- Problem -
Restate each entry below word for word, without skipping any.
*** Data records
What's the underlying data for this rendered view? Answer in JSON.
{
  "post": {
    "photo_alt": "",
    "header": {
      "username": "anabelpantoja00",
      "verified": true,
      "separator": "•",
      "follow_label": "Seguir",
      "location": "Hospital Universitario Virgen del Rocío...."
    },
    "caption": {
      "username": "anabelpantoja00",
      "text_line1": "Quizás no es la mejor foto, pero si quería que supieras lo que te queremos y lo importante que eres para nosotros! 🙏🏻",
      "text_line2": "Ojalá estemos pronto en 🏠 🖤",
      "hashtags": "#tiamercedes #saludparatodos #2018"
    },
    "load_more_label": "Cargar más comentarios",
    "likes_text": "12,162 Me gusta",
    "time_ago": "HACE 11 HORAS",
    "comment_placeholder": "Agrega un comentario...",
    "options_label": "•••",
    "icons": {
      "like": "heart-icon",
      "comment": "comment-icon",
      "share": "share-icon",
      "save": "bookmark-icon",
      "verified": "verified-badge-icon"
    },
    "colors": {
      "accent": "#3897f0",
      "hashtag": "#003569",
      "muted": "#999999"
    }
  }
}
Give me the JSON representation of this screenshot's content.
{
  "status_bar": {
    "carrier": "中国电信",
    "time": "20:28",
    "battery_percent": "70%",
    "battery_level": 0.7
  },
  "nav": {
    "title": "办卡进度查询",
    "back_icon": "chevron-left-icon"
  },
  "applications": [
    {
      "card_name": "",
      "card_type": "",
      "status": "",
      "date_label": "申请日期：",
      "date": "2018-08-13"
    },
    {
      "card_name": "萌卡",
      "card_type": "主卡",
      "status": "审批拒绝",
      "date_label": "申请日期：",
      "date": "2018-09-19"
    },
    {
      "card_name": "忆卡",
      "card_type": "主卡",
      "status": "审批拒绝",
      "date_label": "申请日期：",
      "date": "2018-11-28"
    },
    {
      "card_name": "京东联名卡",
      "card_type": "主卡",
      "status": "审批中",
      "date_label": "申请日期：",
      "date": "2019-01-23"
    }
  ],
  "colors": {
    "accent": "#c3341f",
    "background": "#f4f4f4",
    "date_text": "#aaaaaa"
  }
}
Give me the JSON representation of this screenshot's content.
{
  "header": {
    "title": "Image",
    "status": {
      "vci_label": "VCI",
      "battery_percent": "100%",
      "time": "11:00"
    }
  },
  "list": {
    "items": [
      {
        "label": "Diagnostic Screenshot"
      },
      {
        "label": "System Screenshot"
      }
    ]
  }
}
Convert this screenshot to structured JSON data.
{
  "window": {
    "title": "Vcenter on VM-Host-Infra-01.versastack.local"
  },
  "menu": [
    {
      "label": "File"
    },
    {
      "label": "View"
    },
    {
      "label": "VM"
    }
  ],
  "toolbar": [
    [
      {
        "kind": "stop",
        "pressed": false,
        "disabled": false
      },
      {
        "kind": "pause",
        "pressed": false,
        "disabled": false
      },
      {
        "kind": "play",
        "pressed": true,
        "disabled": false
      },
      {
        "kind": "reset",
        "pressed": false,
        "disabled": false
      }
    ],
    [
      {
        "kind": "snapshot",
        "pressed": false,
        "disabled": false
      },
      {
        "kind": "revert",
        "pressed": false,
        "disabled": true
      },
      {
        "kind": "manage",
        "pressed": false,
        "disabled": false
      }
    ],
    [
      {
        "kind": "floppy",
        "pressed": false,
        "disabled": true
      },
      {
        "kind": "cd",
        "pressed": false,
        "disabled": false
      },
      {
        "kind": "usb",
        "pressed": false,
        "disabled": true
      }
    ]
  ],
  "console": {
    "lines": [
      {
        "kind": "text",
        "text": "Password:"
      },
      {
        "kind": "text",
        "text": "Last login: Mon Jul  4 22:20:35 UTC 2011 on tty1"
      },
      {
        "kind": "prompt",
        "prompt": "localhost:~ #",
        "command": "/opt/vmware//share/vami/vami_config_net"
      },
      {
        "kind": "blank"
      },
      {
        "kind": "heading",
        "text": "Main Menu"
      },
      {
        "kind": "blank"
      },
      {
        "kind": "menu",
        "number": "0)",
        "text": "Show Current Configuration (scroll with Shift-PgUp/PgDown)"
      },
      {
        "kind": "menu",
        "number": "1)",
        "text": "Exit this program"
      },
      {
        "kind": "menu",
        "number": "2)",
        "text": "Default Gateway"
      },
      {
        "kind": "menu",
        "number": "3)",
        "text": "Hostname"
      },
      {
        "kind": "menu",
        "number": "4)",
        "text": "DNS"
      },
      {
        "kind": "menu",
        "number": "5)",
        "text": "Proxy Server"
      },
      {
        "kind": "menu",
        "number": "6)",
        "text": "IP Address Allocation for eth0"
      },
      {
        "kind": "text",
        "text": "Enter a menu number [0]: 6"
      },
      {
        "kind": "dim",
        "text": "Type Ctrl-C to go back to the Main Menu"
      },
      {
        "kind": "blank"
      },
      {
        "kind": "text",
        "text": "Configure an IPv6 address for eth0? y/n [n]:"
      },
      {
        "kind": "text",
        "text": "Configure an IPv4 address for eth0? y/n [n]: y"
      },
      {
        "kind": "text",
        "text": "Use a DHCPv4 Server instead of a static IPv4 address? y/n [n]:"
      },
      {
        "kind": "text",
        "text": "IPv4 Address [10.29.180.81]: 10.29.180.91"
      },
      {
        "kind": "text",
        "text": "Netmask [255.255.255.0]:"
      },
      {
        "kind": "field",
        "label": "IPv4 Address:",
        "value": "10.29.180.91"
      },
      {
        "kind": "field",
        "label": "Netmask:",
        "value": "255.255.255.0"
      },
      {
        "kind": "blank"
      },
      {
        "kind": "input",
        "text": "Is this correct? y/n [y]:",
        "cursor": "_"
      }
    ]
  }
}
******
- Response area -
What's the underlying data for this rendered view? Answer in JSON.
{
  "post": {
    "photo_alt": "",
    "header": {
      "username": "anabelpantoja00",
      "verified": true,
      "separator": "•",
      "follow_label": "Seguir",
      "location": "Hospital Universitario Virgen del Rocío...."
    },
    "caption": {
      "username": "anabelpantoja00",
      "text_line1": "Quizás no es la mejor foto, pero si quería que supieras lo que te queremos y lo importante que eres para nosotros! 🙏🏻",
      "text_line2": "Ojalá estemos pronto en 🏠 🖤",
      "hashtags": "#tiamercedes #saludparatodos #2018"
    },
    "load_more_label": "Cargar más comentarios",
    "likes_text": "12,162 Me gusta",
    "time_ago": "HACE 11 HORAS",
    "comment_placeholder": "Agrega un comentario...",
    "options_label": "•••",
    "icons": {
      "like": "heart-icon",
      "comment": "comment-icon",
      "share": "share-icon",
      "save": "bookmark-icon",
      "verified": "verified-badge-icon"
    },
    "colors": {
      "accent": "#3897f0",
      "hashtag": "#003569",
      "muted": "#999999"
    }
  }
}
Give me the JSON representation of this screenshot's content.
{
  "status_bar": {
    "carrier": "中国电信",
    "time": "20:28",
    "battery_percent": "70%",
    "battery_level": 0.7
  },
  "nav": {
    "title": "办卡进度查询",
    "back_icon": "chevron-left-icon"
  },
  "applications": [
    {
      "card_name": "",
      "card_type": "",
      "status": "",
      "date_label": "申请日期：",
      "date": "2018-08-13"
    },
    {
      "card_name": "萌卡",
      "card_type": "主卡",
      "status": "审批拒绝",
      "date_label": "申请日期：",
      "date": "2018-09-19"
    },
    {
      "card_name": "忆卡",
      "card_type": "主卡",
      "status": "审批拒绝",
      "date_label": "申请日期：",
      "date": "2018-11-28"
    },
    {
      "card_name": "京东联名卡",
      "card_type": "主卡",
      "status": "审批中",
      "date_label": "申请日期：",
      "date": "2019-01-23"
    }
  ],
  "colors": {
    "accent": "#c3341f",
    "background": "#f4f4f4",
    "date_text": "#aaaaaa"
  }
}
Give me the JSON representation of this screenshot's content.
{
  "header": {
    "title": "Image",
    "status": {
      "vci_label": "VCI",
      "battery_percent": "100%",
      "time": "11:00"
    }
  },
  "list": {
    "items": [
      {
        "label": "Diagnostic Screenshot"
      },
      {
        "label": "System Screenshot"
      }
    ]
  }
}
Convert this screenshot to structured JSON data.
{
  "window": {
    "title": "Vcenter on VM-Host-Infra-01.versastack.local"
  },
  "menu": [
    {
      "label": "File"
    },
    {
      "label": "View"
    },
    {
      "label": "VM"
    }
  ],
  "toolbar": [
    [
      {
        "kind": "stop",
        "pressed": false,
        "disabled": false
      },
      {
        "kind": "pause",
        "pressed": false,
        "disabled": false
      },
      {
        "kind": "play",
        "pressed": true,
        "disabled": false
      },
      {
        "kind": "reset",
        "pressed": false,
        "disabled": false
      }
    ],
    [
      {
        "kind": "snapshot",
        "pressed": false,
        "disabled": false
      },
      {
        "kind": "revert",
        "pressed": false,
        "disabled": true
      },
      {
        "kind": "manage",
        "pressed": false,
        "disabled": false
      }
    ],
    [
      {
        "kind": "floppy",
        "pressed": false,
        "disabled": true
      },
      {
        "kind": "cd",
        "pressed": false,
        "disabled": false
      },
      {
        "kind": "usb",
        "pressed": false,
        "disabled": true
      }
    ]
  ],
  "console": {
    "lines": [
      {
        "kind": "text",
        "text": "Password:"
      },
      {
        "kind": "text",
        "text": "Last login: Mon Jul  4 22:20:35 UTC 2011 on tty1"
      },
      {
        "kind": "prompt",
        "prompt": "localhost:~ #",
        "command": "/opt/vmware//share/vami/vami_config_net"
      },
      {
        "kind": "blank"
      },
      {
        "kind": "heading",
        "text": "Main Menu"
      },
      {
        "kind": "blank"
      },
      {
        "kind": "menu",
        "number": "0)",
        "text": "Show Current Configuration (scroll with Shift-PgUp/PgDown)"
      },
      {
        "kind": "menu",
        "number": "1)",
        "text": "Exit this program"
      },
      {
        "kind": "menu",
        "number": "2)",
        "text": "Default Gateway"
      },
      {
        "kind": "menu",
        "number": "3)",
        "text": "Hostname"
      },
      {
        "kind": "menu",
        "number": "4)",
        "text": "DNS"
      },
      {
        "kind": "menu",
        "number": "5)",
        "text": "Proxy Server"
      },
      {
        "kind": "menu",
        "number": "6)",
        "text": "IP Address Allocation for eth0"
      },
      {
        "kind": "text",
        "text": "Enter a menu number [0]: 6"
      },
      {
        "kind": "dim",
        "text": "Type Ctrl-C to go back to the Main Menu"
      },
      {
        "kind": "blank"
      },
      {
        "kind": "text",
        "text": "Configure an IPv6 address for eth0? y/n [n]:"
      },
      {
        "kind": "text",
        "text": "Configure an IPv4 address for eth0? y/n [n]: y"
      },
      {
        "kind": "text",
        "text": "Use a DHCPv4 Server instead of a static IPv4 address? y/n [n]:"
      },
      {
        "kind": "text",
        "text": "IPv4 Address [10.29.180.81]: 10.29.180.91"
      },
      {
        "kind": "text",
        "text": "Netmask [255.255.255.0]:"
      },
      {
        "kind": "field",
        "label": "IPv4 Address:",
        "value": "10.29.180.91"
      },
      {
        "kind": "field",
        "label": "Netmask:",
        "value": "255.255.255.0"
      },
      {
        "kind": "blank"
      },
      {
        "kind": "input",
        "text": "Is this correct? y/n [y]:",
        "cursor": "_"
      }
    ]
  }
}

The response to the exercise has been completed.